Carbon black evaluation IARC (2010):
There is inadequate evidence in humans for the carcinogenicity of carbon black.
There is sufficient evidence in experimental animals for the carcinogenicity of carbon black.
Carbon black is possibly carcinogenic to humans (Group 2B).
Rationale IARC (2010): In making this evaluation the Working Group considered the human and animal evidence as well as the evidence on potential mechanisms through which carbon black may cause cancer in humans (IARC, 2010).
The human epidemiological evidence was inconsistent. Two of the three studies of carbon black production workers observed excess risk for lung cancer and other studies provided mixed evidence for an increased risk for lung and other cancers. The few studies that assessed exposure–response for lung cancer, including the two that observed excess risks compared with the general population, provided weak or inconclusive evidence of a dose–response. Overall, these results led the Working Group to conclude that there was inadequate evidence from epidemiological studies to assess whether carbon black causes cancer in humans (IARC, 2010).
Three studies of female rats that inhaled carbon black and three additional studies of female rats exposed intratracheally found significant increases in the incidence of malignant lung tumours, providing sufficient evidence that carbon black can cause cancer in animals. Solvent extracts of carbon black were used in one study of rats in which skin tumours were observed after dermal application and several studies of mice in which sarcomas were seen following subcutaneous injection, providing sufficient evidence that carbon black extracts can cause cancer in animals (IARC, 2010).
The Working Group considered a large body of mechanistic information.

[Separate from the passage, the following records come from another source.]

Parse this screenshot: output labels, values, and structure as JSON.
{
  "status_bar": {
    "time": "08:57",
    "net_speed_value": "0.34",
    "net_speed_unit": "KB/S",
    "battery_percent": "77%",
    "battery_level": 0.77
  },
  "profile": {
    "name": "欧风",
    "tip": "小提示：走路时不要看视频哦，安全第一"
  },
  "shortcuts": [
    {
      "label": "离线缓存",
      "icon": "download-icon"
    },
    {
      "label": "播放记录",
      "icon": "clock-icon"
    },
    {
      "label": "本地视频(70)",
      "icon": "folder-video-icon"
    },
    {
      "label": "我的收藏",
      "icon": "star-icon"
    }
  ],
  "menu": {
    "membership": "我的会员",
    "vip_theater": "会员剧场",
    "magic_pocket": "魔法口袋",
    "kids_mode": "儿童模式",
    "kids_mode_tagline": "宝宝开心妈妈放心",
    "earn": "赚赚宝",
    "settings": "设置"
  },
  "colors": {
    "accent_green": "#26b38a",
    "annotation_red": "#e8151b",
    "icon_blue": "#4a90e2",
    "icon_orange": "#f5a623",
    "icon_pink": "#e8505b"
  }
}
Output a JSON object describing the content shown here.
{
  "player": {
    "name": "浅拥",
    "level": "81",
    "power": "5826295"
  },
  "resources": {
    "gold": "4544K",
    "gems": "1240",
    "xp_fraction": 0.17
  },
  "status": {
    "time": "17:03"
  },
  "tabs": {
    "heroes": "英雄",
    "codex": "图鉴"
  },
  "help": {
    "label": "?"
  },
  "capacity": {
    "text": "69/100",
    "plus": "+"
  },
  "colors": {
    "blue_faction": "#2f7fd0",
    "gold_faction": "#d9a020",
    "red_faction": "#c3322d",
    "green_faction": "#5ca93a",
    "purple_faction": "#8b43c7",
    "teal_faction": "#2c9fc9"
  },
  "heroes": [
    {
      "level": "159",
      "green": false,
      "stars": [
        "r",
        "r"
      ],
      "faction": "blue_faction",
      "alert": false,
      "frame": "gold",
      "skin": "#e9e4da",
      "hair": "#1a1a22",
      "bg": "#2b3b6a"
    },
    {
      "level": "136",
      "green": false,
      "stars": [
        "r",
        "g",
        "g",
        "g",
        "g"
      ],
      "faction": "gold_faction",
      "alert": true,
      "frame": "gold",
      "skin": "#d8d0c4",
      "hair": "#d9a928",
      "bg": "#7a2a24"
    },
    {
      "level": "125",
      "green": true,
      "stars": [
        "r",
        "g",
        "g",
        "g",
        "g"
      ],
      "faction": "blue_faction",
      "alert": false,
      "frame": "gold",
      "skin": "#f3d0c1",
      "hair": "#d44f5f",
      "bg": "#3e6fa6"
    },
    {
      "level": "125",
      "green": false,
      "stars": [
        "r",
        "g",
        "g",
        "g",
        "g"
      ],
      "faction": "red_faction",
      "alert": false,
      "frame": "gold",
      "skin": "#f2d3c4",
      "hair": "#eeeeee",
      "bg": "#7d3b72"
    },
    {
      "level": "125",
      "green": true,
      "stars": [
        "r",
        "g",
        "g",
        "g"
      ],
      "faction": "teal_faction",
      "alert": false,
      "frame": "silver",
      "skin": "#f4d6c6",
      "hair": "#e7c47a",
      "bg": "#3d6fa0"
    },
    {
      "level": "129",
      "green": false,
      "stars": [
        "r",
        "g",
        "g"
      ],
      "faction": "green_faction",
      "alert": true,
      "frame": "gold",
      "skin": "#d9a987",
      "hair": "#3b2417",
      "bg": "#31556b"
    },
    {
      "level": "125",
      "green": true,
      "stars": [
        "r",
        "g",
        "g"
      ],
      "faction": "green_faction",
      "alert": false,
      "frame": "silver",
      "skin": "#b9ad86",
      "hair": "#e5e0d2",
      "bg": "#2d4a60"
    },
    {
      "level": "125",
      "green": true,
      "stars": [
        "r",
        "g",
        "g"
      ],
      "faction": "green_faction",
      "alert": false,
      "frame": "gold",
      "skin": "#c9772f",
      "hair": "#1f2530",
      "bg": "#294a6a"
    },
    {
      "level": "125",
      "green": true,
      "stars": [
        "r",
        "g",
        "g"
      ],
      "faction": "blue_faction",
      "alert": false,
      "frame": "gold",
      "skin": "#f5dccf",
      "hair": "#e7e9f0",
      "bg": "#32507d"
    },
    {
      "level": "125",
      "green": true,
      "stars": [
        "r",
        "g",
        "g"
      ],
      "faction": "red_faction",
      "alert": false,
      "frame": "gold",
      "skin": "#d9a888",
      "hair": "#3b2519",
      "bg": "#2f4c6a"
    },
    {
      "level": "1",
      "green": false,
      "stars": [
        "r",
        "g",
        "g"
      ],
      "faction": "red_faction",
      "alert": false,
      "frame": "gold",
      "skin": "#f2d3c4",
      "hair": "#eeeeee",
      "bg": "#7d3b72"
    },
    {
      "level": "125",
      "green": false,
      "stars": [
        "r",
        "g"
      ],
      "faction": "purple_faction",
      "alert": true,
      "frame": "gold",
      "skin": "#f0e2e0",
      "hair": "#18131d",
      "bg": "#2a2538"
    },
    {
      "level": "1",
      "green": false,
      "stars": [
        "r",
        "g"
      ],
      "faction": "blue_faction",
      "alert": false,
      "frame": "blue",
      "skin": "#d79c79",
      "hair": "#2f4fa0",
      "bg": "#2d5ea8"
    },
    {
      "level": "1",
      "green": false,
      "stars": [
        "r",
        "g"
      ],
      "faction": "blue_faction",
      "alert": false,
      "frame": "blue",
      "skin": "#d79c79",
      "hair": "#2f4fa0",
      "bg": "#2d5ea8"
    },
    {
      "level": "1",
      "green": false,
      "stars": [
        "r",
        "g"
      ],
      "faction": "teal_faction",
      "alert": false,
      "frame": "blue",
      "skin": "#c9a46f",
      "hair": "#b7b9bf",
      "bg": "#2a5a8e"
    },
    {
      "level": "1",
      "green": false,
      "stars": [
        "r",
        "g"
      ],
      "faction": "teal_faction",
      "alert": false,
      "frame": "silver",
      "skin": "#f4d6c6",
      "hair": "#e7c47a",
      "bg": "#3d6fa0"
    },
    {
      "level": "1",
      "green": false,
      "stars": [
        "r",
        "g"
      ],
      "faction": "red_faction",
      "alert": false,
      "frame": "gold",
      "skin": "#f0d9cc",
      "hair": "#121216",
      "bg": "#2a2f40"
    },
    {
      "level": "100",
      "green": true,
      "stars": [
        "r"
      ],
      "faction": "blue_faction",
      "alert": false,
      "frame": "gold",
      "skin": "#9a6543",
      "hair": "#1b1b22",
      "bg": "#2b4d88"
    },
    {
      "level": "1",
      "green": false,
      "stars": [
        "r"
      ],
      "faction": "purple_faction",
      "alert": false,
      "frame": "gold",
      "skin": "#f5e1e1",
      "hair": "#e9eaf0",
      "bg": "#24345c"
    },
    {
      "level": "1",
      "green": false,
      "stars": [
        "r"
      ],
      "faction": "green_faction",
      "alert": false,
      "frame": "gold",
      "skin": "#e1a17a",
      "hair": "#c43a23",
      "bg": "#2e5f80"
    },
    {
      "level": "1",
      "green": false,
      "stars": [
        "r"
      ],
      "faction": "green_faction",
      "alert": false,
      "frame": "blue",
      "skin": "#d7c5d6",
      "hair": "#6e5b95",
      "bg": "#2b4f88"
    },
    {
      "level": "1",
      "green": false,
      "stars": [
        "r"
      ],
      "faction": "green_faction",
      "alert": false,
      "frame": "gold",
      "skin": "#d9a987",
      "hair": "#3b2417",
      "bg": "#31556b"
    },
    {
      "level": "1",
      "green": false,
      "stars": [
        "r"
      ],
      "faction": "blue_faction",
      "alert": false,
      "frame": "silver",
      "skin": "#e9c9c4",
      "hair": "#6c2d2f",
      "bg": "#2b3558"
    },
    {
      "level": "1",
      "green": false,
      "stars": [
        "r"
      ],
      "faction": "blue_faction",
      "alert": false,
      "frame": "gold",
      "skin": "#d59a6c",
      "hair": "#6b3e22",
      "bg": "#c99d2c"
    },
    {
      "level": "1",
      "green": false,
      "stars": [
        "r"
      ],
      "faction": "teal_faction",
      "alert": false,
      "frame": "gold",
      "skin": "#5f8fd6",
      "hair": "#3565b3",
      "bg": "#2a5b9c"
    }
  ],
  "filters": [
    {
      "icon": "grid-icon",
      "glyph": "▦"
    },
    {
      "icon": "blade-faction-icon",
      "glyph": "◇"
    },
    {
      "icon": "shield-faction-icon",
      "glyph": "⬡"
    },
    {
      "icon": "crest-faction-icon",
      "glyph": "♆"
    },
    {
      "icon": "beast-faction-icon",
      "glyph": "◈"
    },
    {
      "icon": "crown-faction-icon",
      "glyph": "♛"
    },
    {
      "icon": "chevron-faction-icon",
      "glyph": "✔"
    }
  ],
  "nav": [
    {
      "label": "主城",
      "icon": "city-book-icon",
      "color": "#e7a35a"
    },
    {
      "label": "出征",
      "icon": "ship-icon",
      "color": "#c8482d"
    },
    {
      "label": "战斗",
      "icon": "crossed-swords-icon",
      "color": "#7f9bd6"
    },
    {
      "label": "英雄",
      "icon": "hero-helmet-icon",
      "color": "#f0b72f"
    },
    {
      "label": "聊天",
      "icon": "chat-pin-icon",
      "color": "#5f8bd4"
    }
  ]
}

For lung cancer in rats, it was concluded that a sequence of events that starts with impaired clearance and accumulation of particles in the lung, causing inflammation, cell injury and production of reactive oxygen species that eventually lead to mutations, was well supported by experimental evidence, although some data also supported alternative pathways. High retained mass lung burdens and decreased lung clearance have been observed in coal miners, which led the Working Group to conclude that animal cancer data obtained under conditions of impaired lung clearance are relevant to humans. There was a minority opinion in the Working Group that would support the classification of carbon black in Group 2A, and invoked the analogy with quartz particles, which are carcinogenic in the lung of rats and humans. However, based on current evidence, the Working Group considered that the degree to which all elements of the above-mentioned mechanism may operate in humans is not clear and, thus, the mechanistic information did not alter the overall evaluation of Group 2B (IARC, 2010).

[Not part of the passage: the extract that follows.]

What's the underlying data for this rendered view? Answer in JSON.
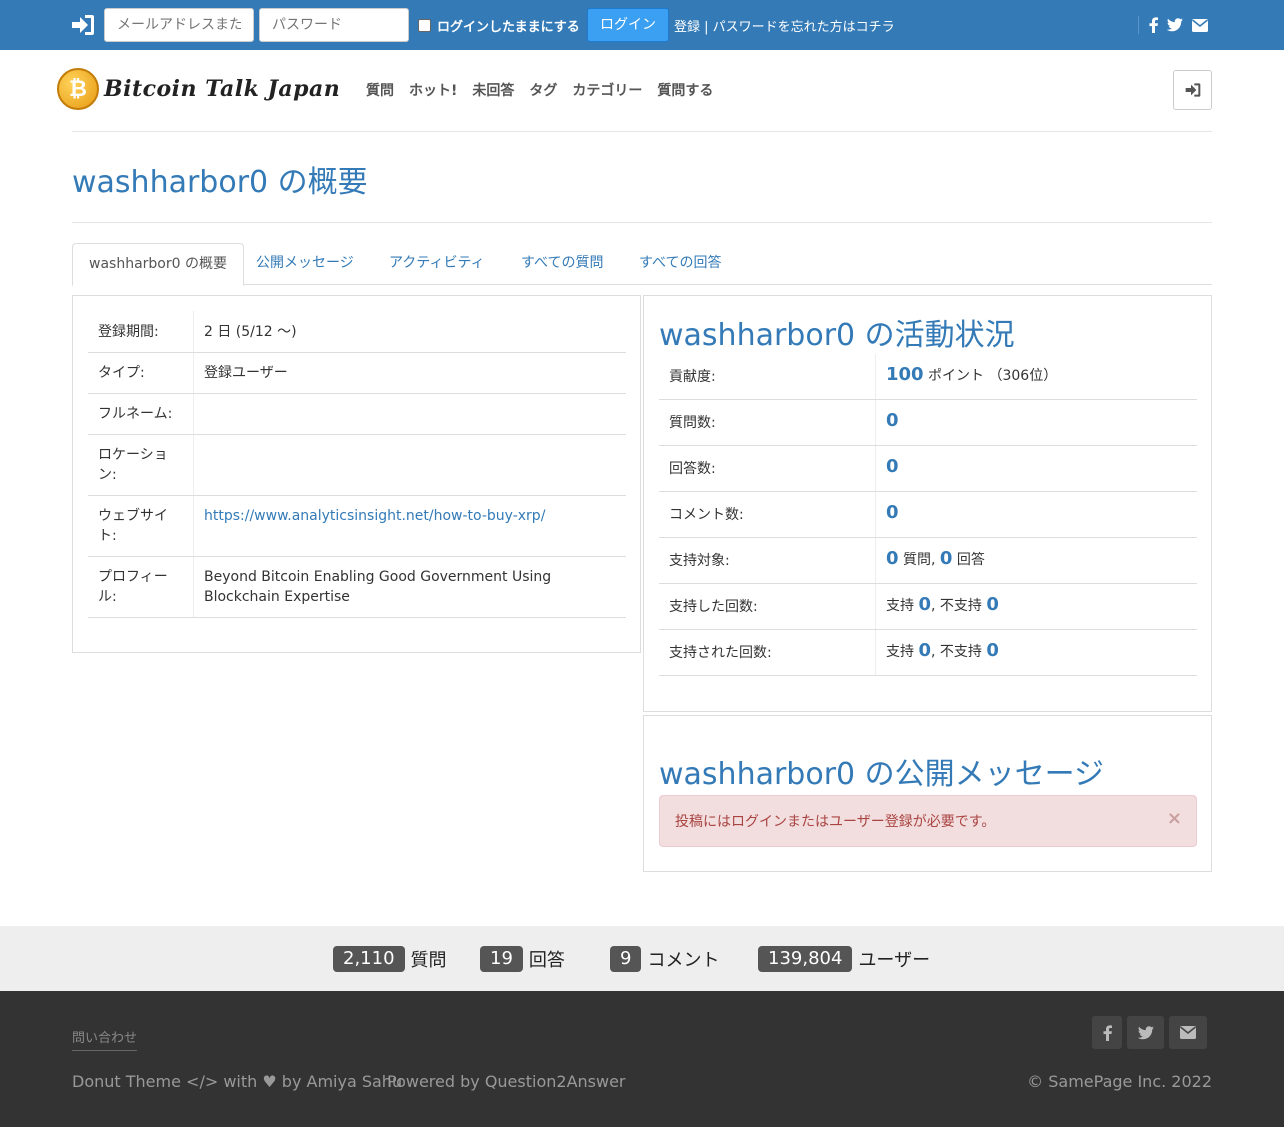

Numerous epidemiology studies have failed to adequately demonstrate an increased risk of lung cancer due to occupational exposure to carbon black. Carbon black is not carcinogenic to mice (oral, skin or inhalation), hamsters (inhalation or intratracheal), guinea pigs (inhalation), rabbits (skin or inhalation), primates (skin or inhalation) or rats (oral). Only studies conducted by inhalation and intratracheal administration in rats have shown significant increases in benign and malignant lung tumours and lesions described as benign cystic keratinising squamous-cell (KSC) tumours. Carbon black -induced lung tumour formation, including KSC lesions, occurs only in rats. An expert panel reviewing KSC lesions (induced in rats by TiO2 or p-aramid) concluded that KSC lesions are not seen in humans. Lung tumours in humans are primarily located in the bronchial airways, whereas in the rat they occur in the parenchyma and are alveolar in origin. This species-specific response (tumour formation and KSC lesions) by the rat to carbon black, not seen in any other laboratory species and which has not been reported in humans, strongly suggests that the results of the rat inhalation bioassay should not be considered directly relevant when assessing human risk. Therefore, carbon black should not be classified as carcinogenic to humans based on the rodent bioassay data (Rausch et al, 2004).